The orchestra tried to cut Boseman off and end his speech but the audience wasn’t having any of it. “Don’t play me off,” he said, to cheers and applause from his peers. “It’s a pleasure to be seen by you, to be loved by you,” he concluded.
Famously, the SAGs have been a poor predictor of Oscar glory in the Best Picture/Best Ensemble category. The awards are slightly different, as the Oscars reward a picture in its entirety, from behind-the-scenes to in front of the camera, whereas the SAGs focus solely on acting.
Movies like La La Land weren’t even nominated for the SAG Best Ensemble award, while later picking up Oscar nominations, and films like Hidden Pictures won at the SAGs but lost out at the Oscars. Last year, The Shape of Water missed out on a nomination for Best Ensemble at the SAGs, but ended up winning the top prize at the Oscars.

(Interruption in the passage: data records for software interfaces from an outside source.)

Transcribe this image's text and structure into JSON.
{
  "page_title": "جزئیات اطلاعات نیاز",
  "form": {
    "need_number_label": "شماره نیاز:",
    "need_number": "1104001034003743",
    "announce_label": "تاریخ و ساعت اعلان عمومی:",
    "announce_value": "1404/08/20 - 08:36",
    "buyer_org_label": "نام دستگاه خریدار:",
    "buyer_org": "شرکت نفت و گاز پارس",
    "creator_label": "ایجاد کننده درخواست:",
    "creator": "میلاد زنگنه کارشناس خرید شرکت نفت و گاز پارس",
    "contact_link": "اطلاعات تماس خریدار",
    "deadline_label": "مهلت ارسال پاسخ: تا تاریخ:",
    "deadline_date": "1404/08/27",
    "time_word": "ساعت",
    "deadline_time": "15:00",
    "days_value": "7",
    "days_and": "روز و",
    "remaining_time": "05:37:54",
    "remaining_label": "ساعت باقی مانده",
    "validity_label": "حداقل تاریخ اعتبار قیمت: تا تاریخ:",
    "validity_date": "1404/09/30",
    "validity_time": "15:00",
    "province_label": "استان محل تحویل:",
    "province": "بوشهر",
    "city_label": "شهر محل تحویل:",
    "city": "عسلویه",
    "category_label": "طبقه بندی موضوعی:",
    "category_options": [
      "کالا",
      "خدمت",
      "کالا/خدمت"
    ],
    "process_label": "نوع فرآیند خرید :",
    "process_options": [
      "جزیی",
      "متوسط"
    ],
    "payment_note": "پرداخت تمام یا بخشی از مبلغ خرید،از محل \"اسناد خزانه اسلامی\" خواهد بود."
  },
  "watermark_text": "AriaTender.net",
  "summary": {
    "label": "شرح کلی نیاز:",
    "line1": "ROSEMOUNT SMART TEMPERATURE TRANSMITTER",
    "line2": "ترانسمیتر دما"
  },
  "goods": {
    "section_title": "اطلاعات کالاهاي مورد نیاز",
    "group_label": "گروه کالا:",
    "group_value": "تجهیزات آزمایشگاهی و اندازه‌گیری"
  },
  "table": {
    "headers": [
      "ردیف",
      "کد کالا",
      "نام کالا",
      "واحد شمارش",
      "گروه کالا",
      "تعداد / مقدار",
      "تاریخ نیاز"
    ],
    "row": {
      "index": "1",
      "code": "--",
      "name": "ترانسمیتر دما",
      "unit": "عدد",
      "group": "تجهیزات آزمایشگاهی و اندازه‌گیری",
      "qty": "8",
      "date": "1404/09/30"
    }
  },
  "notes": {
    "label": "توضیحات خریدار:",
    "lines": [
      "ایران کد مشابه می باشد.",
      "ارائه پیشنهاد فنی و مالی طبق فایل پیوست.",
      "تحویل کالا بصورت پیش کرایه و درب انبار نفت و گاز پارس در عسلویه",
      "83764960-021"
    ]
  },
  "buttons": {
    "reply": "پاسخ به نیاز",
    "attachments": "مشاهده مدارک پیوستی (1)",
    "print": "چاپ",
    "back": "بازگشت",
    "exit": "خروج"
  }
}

This year’s Oscar race is one of the most fraught in recent memory, without anything even approaching a frontrunner among the Best Picture nominees. A Star Is Born started with momentum but has fizzled out, Bohemian Rhapsody and Green Book are both shrouded in controversy, and there doesn’t seem to be enough buzz behind The Favourite, Vice or BlacKkKlansman. At this stage, just a month out from the ceremony, the Oscars’ top prize is very much up for grabs.
Without getting too inside baseball, the Oscars decide their winners through a preferential ballot, which means that a movie that is universally liked - as Black Panther is - could sneak in to win the whole thing if it receives enough second or third place votes in a year. And, if today’s SAG Awards win says anything, it’s that Black Panther is definitely universally liked.
Whether or not Black Panther’s success tonight predicts anything at next month’s Oscars ultimately remains unclear. What is obvious, though, is that superhero movies are finally getting the critical recognition that they deserve and that the film industry is opening its eyes to the value of telling diverse stories for diverse audiences.
Will Black Panther’s win at the SAGs translate to Oscar glory? Maybe. But there’s definitely a good chance that you might be hearing “Wakanda forever” from the podium at the Oscars in February.